Article provided by Aiken & Scoptur, S.C. Please visit our Web site at Aiken & Scoptur, S.C.
As our population ages, we are becoming more and more dependent on skilled nursing facilities to take care of our elderly population. We hope we make a wise choice, but nursing homes aren't always what they appear to be when we "take the tour."
Facilities that care for the elderly strive to appear safe and clean, even when they are not. Under the Nursing Home Reform Act (NHRA) of 1987, federal law requires that nursing homes maintain quality standards to protect residents and adopt uniform standards for proper long-term care. Still, nursing homes across the country receive citations for neglect and abuse ever year. That's why it's important to keep an eye out for warning signs.
Types of Nursing Home Abuse and Neglect
What are some types of abuse you need to look for?
- Physical abuse: physical abuse by staff or resident-on-resident abuse
- Emotional abuse: isolation, overmedication, threats, and harassment.
- Sexual abuse: rape by staff and residents
- Neglect: dehydration, malnutrition, falls, broken bones, pressure sores
What Should We Look For?
Nursing home residents may be reluctant to report incidents of abuse and neglect, mostly because they are afraid or confused. Even if they do understand what's going on, they may not be aware of the legal protections they have.
Physical abuse and neglect are typically the most apparent nursing home injuries. You need to be on the lookout for unusual bruising, unexplained falls and broken bones, unusual weight loss, and open areas of the skin. Many elderly residents lack the ability to turn themselves and relieve pressure to their calves, heels, and buttocks. You need to be aware that pressure sores can develop and check for signs when you visit. Once they start, pressure sores often don't get proper treatment and they can become dangerous and extremely painful very quickly.
Falls are another problem. Many nursing homes lack appropriate staffing to assist with transferring and walking residents. The owners often try to cut corners with the budget in order to be more profitable, so the first place they cut is staffing. Because of that, residents don't get the assistance they need and this can result in falls and broken hips. Make sure you know what type of assistance is required and what type is actually being given.
Sexual abuse is uncommon but not unheard of. Signs include bruises or open skin around the breasts or genital area; underwear that is bloody, torn, or stained; or a sexually transmitted disease. Residents with Alzheimer's disease are unusually susceptible to sexual abuse, as they are confused and unable to really understand what is happening.
Neglect. In addition to falls and pressure sores discussed above, malnutrition and dehydration can cause significant problems and actually lead to the development of pressure sores. Keep an eye out for unusual or unexplained weight loss. If your loved one loses more than 5% to 10% of their body weight in a short period (3 to 6 months), that could be a sign of malnutrition.
Ask what is spent for food per resident per day.

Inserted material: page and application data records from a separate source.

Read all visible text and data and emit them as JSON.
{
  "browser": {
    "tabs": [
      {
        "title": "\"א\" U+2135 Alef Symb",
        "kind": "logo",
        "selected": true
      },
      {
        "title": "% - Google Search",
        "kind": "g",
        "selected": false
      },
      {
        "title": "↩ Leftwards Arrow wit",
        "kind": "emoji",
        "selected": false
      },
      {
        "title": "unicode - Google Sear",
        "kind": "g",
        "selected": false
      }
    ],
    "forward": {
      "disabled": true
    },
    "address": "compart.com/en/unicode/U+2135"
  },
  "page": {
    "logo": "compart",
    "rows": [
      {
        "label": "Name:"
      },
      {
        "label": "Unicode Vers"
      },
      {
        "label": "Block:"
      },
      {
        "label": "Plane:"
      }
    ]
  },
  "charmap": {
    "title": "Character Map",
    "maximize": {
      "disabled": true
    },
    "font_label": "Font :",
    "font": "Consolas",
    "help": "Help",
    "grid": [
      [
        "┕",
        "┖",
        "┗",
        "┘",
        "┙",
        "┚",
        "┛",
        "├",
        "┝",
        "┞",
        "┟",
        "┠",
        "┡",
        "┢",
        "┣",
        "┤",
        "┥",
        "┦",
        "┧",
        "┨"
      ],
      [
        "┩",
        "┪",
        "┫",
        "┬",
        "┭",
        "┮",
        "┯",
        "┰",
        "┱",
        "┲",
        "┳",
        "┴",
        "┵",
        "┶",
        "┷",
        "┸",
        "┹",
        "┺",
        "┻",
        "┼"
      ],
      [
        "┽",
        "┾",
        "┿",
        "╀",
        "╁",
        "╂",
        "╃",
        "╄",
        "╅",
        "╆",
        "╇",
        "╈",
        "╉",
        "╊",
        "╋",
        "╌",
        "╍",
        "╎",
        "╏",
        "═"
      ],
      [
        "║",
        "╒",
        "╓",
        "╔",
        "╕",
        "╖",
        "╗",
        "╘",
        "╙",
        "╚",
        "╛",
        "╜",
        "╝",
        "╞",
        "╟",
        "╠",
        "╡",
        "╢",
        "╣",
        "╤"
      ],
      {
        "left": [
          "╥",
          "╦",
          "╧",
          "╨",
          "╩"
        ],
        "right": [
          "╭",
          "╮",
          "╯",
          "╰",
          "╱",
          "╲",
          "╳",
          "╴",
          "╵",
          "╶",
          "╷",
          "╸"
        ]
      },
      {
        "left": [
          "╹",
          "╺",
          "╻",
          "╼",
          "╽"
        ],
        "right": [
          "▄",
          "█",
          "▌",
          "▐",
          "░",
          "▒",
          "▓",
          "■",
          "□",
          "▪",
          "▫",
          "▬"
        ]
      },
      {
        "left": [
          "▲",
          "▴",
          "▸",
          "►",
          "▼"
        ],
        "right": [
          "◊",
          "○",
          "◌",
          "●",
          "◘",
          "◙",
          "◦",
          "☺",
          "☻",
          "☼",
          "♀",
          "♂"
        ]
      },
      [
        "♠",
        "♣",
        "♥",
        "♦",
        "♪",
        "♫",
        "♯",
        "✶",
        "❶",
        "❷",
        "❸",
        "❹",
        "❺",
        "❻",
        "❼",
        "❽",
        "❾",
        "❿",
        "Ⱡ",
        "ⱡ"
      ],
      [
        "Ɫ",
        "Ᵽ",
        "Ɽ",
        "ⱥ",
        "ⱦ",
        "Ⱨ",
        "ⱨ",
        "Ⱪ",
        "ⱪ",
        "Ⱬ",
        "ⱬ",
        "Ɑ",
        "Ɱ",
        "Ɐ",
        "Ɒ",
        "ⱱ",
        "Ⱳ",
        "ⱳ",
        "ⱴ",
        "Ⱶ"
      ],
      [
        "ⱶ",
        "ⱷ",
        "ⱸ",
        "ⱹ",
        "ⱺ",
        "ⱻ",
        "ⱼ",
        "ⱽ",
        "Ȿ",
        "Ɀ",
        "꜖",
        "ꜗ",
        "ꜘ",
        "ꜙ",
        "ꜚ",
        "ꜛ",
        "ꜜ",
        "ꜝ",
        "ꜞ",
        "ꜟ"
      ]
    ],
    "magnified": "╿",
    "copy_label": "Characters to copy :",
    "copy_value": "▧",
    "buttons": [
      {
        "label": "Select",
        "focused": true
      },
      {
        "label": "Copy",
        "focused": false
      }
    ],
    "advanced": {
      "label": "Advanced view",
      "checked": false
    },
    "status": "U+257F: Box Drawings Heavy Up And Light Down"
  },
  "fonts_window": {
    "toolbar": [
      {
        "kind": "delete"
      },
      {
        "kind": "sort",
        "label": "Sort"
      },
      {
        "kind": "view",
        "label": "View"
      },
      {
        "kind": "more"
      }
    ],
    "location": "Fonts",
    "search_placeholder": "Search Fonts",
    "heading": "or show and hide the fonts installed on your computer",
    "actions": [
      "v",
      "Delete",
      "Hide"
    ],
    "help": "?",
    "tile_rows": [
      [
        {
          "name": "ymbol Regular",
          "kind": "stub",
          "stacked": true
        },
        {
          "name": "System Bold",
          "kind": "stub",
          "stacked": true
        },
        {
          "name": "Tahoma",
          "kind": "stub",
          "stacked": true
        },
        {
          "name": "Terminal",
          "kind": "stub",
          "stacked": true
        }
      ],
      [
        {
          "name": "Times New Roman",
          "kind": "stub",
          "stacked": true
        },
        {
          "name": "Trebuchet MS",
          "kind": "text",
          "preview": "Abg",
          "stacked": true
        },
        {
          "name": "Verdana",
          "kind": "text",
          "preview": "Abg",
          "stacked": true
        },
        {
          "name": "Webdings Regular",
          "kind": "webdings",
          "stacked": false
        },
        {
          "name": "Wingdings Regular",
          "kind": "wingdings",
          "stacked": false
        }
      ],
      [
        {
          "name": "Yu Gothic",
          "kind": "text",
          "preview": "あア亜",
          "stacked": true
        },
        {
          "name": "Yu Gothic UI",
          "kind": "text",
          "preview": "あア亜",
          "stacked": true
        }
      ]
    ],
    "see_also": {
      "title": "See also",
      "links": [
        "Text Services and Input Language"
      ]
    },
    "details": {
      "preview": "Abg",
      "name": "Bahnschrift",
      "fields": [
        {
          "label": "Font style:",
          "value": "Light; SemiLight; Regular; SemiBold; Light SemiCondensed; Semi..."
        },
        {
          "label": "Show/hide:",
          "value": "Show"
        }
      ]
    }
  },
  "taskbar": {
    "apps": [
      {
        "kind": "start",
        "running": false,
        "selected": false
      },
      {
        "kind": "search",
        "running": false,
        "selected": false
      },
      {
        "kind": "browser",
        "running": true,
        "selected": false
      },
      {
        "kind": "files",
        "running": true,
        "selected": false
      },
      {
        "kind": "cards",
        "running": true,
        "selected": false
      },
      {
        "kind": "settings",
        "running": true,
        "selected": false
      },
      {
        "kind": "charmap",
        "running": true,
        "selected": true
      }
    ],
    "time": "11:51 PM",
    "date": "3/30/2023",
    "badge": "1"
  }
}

You might be in for a surprise. Some facilities pay less for an entire day's worth of food per resident than you would pay for one value meal at McDonald's. That's hardly enough nutrition for a resident.
Dehydration can also lead to decreased mental status, poor skin condition, and kidney failure.
Don't hesitate to look at the nursing home chart to make sure your loved one is getting all the food, nutrition, and supplements they need.
What You Can Do
Be an advocate, ask questions and check out the facility. It keeps records as to each facility, including how many times a facility has been cited and for what. If you suspect abuse or neglect, contact your state's health and human services department and file a complaint. Someone from the agency will come out and inspect the facility. Talk to an attorney. Oftentimes, that is the only way that nursing homes can be held accountable for abuse and neglect.